A binary linear [n, k, d] code is a k-dimensional subspace of GF(2)\(^n\), where n is the block
length, k the dimension of the code, and d is the minimum distance between any two codewords.
The minimum distance determines the error-correcting or error-detecting capability. Therefore, for a given block length n and dimension k, it is desired to have an [n, k, d] code with the minimum distance as large as possible. One of the most fundamental problems in coding theory is to construct codes with the best possible minimum distances.

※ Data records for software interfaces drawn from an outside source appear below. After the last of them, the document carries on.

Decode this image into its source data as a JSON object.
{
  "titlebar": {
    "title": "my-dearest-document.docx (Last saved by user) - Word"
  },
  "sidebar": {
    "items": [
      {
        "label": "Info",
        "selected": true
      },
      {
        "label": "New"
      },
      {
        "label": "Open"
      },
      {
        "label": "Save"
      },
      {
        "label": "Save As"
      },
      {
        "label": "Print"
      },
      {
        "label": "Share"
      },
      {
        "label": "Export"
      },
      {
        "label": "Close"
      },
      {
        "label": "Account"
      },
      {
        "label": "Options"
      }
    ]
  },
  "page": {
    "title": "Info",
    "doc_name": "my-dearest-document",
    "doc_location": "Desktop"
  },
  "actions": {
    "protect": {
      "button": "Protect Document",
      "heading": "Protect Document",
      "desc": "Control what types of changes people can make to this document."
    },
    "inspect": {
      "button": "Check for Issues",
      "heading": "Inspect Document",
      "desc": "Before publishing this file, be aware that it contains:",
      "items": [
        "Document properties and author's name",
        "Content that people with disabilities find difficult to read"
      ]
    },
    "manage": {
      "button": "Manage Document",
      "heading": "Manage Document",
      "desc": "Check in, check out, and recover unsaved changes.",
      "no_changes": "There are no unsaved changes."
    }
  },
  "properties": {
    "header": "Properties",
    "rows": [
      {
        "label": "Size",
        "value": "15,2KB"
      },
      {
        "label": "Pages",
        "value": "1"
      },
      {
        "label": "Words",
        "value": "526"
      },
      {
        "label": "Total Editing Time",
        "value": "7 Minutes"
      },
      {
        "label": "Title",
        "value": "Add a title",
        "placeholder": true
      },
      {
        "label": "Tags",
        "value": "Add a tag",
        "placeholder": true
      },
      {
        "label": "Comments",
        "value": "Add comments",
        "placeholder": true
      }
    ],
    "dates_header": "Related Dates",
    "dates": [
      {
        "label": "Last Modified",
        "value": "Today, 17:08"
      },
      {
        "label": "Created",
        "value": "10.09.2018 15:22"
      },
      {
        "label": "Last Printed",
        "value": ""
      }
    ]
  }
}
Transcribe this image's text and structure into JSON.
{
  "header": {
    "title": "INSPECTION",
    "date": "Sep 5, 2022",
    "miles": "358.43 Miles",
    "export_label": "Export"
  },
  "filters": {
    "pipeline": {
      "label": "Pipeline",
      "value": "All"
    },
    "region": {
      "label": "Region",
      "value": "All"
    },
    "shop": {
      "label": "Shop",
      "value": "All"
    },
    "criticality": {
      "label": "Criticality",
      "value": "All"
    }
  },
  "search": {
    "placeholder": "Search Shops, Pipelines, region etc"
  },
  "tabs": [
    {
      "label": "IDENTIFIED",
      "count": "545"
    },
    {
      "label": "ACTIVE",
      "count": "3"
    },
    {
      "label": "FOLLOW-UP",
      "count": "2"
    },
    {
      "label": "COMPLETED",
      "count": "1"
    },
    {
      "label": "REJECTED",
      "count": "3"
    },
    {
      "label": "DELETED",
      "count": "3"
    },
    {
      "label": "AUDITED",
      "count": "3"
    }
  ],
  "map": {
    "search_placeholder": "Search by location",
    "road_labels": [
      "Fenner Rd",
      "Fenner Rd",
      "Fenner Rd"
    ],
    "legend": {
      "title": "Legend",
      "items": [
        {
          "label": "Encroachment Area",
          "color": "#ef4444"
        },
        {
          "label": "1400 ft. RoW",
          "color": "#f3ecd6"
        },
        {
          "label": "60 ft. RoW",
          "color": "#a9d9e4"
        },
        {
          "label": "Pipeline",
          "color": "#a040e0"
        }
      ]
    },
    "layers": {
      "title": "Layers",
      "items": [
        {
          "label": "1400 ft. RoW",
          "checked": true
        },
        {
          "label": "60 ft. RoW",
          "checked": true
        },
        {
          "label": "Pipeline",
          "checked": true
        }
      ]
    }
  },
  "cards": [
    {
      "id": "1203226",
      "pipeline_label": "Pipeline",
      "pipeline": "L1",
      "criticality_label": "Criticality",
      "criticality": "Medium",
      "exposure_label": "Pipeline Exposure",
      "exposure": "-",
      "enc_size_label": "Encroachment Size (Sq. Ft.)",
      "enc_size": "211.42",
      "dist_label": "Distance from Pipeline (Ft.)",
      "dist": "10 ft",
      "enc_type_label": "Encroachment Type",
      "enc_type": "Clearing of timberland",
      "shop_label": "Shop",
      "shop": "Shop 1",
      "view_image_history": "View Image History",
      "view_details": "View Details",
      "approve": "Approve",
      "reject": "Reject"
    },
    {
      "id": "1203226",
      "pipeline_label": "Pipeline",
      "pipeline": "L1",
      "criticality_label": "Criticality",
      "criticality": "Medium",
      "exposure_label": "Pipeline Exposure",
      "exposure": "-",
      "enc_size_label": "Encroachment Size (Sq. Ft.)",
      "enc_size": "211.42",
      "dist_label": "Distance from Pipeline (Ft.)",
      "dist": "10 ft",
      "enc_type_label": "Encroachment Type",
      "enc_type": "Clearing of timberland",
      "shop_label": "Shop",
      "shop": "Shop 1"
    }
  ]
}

Grassl  maintains online code tables of linear codes for small block length n, code dimension k over small finite fields. The code tables contain both the lower bounds and upper bounds on the minimum distance. A code with a minimum distance meeting the upper bound is said to be optimal, while a code with a minimum distance meeting the lower bound is called best-known. The problem to construct codes with the best possible minimum distances is very difficult. For small code dimension k and short block length, it is possible to do computer exhaustive search for optimal or good codes. But when both the code dimension k and block length increase, it becomes intractable. The researchers turn to some promising subclasses of linear codes with rich mathematical structures to reduce the time complexity. During the last decades, the class of quasi-cyclic (QC) codes and quasi-twisted codes has been proved to contain a lot of good codes. With the help of modern computers, a lot of record-breaking QC codes have been constructed [ ].